To Jan Malcolm, commissioner of health with the Minnesota Department of Health in St. Paul, the debate over the accuracy or inaccuracy of these numbers is a sideshow. One of the very real problems is that there is such a heated debate over the numbers instead of more debate about system changes by states, she says. Many states have stepped into the breach to staunch the flow of bad numbers. Coordinators among the states realize they are not working alone, that other states are constructing systems of their own to help, as is the federal government. She says her state created the Minnesota Alliance for Patient Safety, joined the National Quality Forum, and commissioned a study on the factors influencing patient safety and patient care. States are responsible for holding providers accountable for safety, should provide clear performance standards, and should educate everyone about medical errors and safety, she contends.
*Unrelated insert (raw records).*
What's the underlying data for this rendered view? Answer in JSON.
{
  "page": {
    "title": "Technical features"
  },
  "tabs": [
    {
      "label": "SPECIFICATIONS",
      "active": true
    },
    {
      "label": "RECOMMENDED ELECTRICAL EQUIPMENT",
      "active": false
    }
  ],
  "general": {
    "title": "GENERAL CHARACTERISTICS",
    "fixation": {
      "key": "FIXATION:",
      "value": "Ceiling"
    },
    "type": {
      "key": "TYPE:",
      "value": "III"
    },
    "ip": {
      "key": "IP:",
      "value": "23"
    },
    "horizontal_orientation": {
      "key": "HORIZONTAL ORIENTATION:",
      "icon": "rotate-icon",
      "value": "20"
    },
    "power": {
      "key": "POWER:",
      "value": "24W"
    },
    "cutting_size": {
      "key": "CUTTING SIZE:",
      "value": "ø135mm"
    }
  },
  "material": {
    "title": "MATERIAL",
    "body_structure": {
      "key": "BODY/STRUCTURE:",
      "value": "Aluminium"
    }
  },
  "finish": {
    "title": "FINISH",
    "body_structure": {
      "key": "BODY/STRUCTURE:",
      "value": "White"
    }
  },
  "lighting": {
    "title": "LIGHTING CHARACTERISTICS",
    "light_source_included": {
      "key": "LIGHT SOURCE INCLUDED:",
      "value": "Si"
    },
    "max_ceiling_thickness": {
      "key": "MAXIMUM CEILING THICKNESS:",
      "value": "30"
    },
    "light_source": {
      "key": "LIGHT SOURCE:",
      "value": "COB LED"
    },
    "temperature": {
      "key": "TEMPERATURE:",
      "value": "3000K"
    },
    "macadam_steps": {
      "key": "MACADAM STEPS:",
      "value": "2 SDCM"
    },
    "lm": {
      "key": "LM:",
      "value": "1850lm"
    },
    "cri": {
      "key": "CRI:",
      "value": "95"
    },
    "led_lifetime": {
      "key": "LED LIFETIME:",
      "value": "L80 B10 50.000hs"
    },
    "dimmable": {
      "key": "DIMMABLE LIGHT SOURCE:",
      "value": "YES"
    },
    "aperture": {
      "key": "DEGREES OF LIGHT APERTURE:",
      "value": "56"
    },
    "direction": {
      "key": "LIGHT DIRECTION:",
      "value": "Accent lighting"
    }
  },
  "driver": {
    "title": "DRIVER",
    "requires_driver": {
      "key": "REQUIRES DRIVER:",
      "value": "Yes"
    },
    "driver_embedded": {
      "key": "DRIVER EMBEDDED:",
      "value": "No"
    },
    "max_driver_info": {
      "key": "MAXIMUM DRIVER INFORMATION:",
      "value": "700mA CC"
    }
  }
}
Nancy Ridley, assistant commissioner of the Massachusetts Depart-ment of Public Health, wants to eliminate regulatory overlap and end up with a single system to prevent medical errors. One of her main concerns is that national legislation could overwrite state rules.
The Massachusetts Medical Error Coalition has taken several steps to eliminate errors. It has developed a consumer pamphlet regarding medical errors, held leadership forums, spawned coalition member initiatives, extended its media outreach, and hired an executive director. The state has set up reporting and investigation systems: one for hospitals and one for nursing homes. In hospitals, the most serious errors must be immediately reported by telephone; all others must be reported in writing within seven days. Reports become public after the investigation is completed.
Richard Lee, deputy secretary of quality assurance with the Pennsylvania Department of Health in Harrisburg, says reducing errors requires better communication between the board of health and other health care departments. Helping determine the number of medical errors and how they occur can be done by checking hospital records and looking at the discharge codes. "ICD-9 cards will give a guide to finding errors in your state," Mr. Lee advises.
Pennsylvania would like to have a separate reporting system for near-misses, he added. "There seem to be a tremendous number of hospitals that are underreporting. I can’t believe they are not having problems."
While New York state has a mandatory reporting system, according to Robert Barnett, director of the Patient Safety Center at the New York State Department of Health in Delmar, there is underreporting to the state, he says. "Should the state have a role in near-miss situations? We’re struggling with this."
New York’s Patient Occurrence Reporting and Tracking System (NYPORTS) is the state’s mandatory adverse-event reporting system. It is a Internet-based system that began in 1995. Hospitals can use it to get feedback on their own reporting patterns and compare them with other hospitals in the region and state. One of the challenges to reducing medical errors and improving patient safety, according to Mr. Lee, is to provide leadership in developing best practices and tools for patient safety and to be sure to include industry experts in the effort.